ADA urges Senate to advance drug monograph reform legislation
October 31, 2019
Washington — The ADA is asking the Senate Committee on Health, Education, Labor and Pensions to pass the Over-the-Counter Drug Safety, Innovation and Reform Act — legislation that would reform the Food and Drug Administration's system for regulating over-the-counter drugs.
In an Oct. 30 letter to Committee Chair Lamar Alexander, R-Tenn., and Ranking Member Patty Murray, D-Wash., the ADA urged the committee to support S 2740, which would authorize the FDA commissioner to update a drug monograph by administrative order instead of following a laborious rulemaking process.
In the letter, ADA President Chad P. Gehani and Executive Director Kathleen T. O’Loughlin said that under current law, drug products with ingredients that the FDA generally recognizes as safe and effective for self-use “may bypass the rigorous and expensive new drug application process if they are tested, manufactured, labeled and reviewed in accordance with an appropriate drug monograph.” A drug monograph is a predetermined checklist covering acceptable ingredients, formulations, testing methods, packaging, labeling and more.
This process is generally less expensive and more efficient than filing a new drug application but as the ADA pointed out, “it can take years and in some cases decades to review and update a monograph to account for ingredients, formulations and methods of scientific testing than were available in 1972.”
The Association also said that drug monograph reform would establish a pathway for a “single strength-controlled acetaminophen-ibuprofen combination drug” to be developed and made available over-the-counter.

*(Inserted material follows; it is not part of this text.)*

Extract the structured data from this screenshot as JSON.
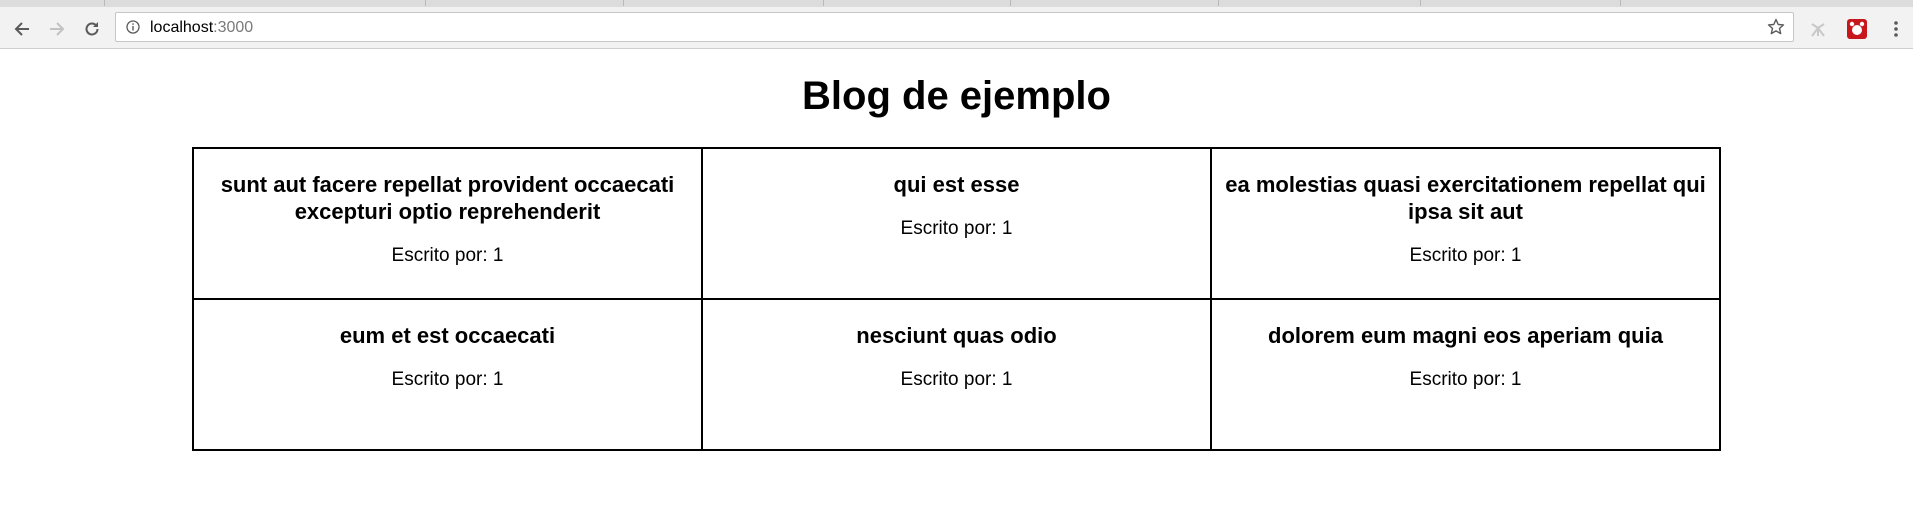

These types of combination drugs, which are already used in some countries, can be “safe, effective and easily accessible alternatives” to opioid pain relievers.
“For example, dental patients are often advised to treat postoperative pain with a combination of acetaminophen and ibuprofen in lieu of a prescription pain medication,” wrote Drs. Gehani and O’Loughlin. “The current regulatory scheme prohibits these active ingredients from being combined into one pill/tablet, meaning patients have to buy them separately and take different numbers of different pills at different times of day. In the wrong combinations, these medications could be harmful even though they are generally considered safe.”
Passing the Over-the-Counter Drug Safety, Innovation, and Reform Act of 2019 would enable the FDA to implement a “much more nimble and far more effective” approval process, said Drs. Gehani and O’Loughlin. They emphasized that the FDA would still have to supply a detailed justification for issuing the administrative order to update the monograph and the order itself would be subject to 45 days of public comment and a reasonable period of judicial review, if requested.
For more information on the ADA’s advocacy efforts, visit ADA.org/advocacy.